f(t) = if(t < tL, a1 * (t - tL), a2 * (exp(c * (t - tL)) - 1)) + b

i.e., for t < tL, it’s a linear function f(t) = a1 * (t - tL) + b, and, for t >= tL, it’s an exponential function plus a constant value: f(t) = a2 * exp(c * (t - tL)) + b - a2. With these values, the whole function is continuous, in particular at t = tL.

The calculation process tries and finds the values of the parameters tL, a1, a2, b and c that minimize the quadratic distance between the measured values and the function. It leads to a value of 11.4 % / month for c.

The key point is that the second part of this model is not a simple exponential, but an exponential plus a constant. As you can see above, a simple exponential doesn’t fit the measured values. This is the main reason why our both calculations don’t agree.

@eukreign sorry for the disturbance.

I see, so 11.4 is one of the parameters of this extrapolating function, but it does not reflect the *actual* monthly growth rate, it is only a parameter of a function (which by the way is inside an exp function). It’s as if you were extrapolating with *f(x) = a * sin(b x + c) + d* and giving me the value of b.

Anyway, I guess we’ve trolled @eukreign’s post good enough, sorry for that!

To answer the actual questions, I would say that:

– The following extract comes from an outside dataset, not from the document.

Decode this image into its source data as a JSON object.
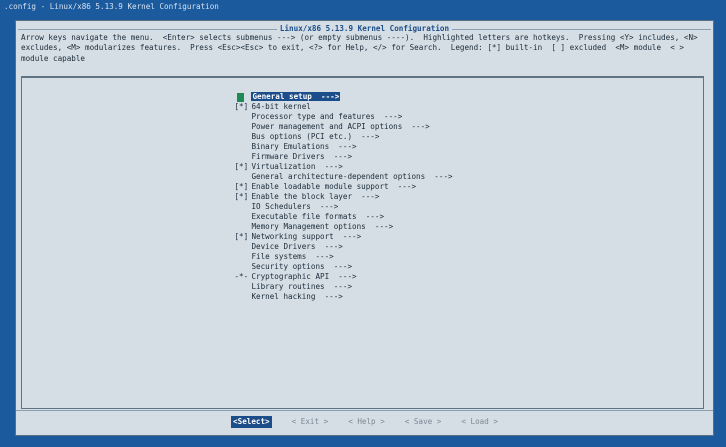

- the growth being already quite fast, I don’t consider it an “issue” that “needs to be solved” on this point,
- enabling people outside the WOT to generate UDs causes problems as I have already mentioned in my first answer,
- people are already “placed in a queue” to join the WOT as it is today: either they move around to get closer to existing members, either they wait patiently for the WOT to come to them, which will happen after some time. As for them not accumulating UDs in the meantime, I don’t see it as a real problem. After all, if they did produce UDs now, these UDs would lose some value until they finally enter the WOT (along with causing problems on the monetary mass as I have already pointed out), and on the long term these UDs would simply be worth peanuts.

Besides, the introduction of a central database in a fully decentralized system is kind of a paradox and could lead to serious problems (security, centralized authority and its drawbacks, etc). We generally want to do the opposite. It seems to me that the real solution to the problems of “exclusion” is “patience”, which solves pretty much all the problem without introducing new ones.

So even if we wished to, I don’t think there is any way of implementing this, not in the current version of duniter, and probably not in the near future, but I’ll let the devs comment on it if they have further ideas.

Of course, anyone can start their own currency with different rules (for instance certify upon seeing someone’s ID in random video meetups or whatever means) and see how it goes. I bet this would collapse quite quickly but of course I might be wrong. The WOT as it is today is a result of years of thinking…

Just say : M_{1}(2017/10/22) = f(t) = if(t < tL, a1 * (t - tL), a2 * (exp(c * (t - tL)) - 1)) + b

And just wait until t_{2} = 2019 / 2020 what happens to this model in front of experimental measures, and then :

- (1) If it’s still ok, just keep it
- (2) If it’s not ok, just find M
_{2}(t_{2}) - (3) Go back to (1)

Any place other than cesium where one could view this data?

Date Members Growth

2017/03/21 65 NA

2017/04/21 88 35.88

2017/05/21 123 39.77

2017/06/21 161 30.89

2017/07/21 199 23.60

2017/08/21 250 25.63

2017/09/21 304 21.60

2017/10/21 367 20.72

2017/11/21 448 22.07

I’ve written a little piece of code that calculates the size of the WOT day by day. It’s a by-product of WotWizard, that I never planned to publish.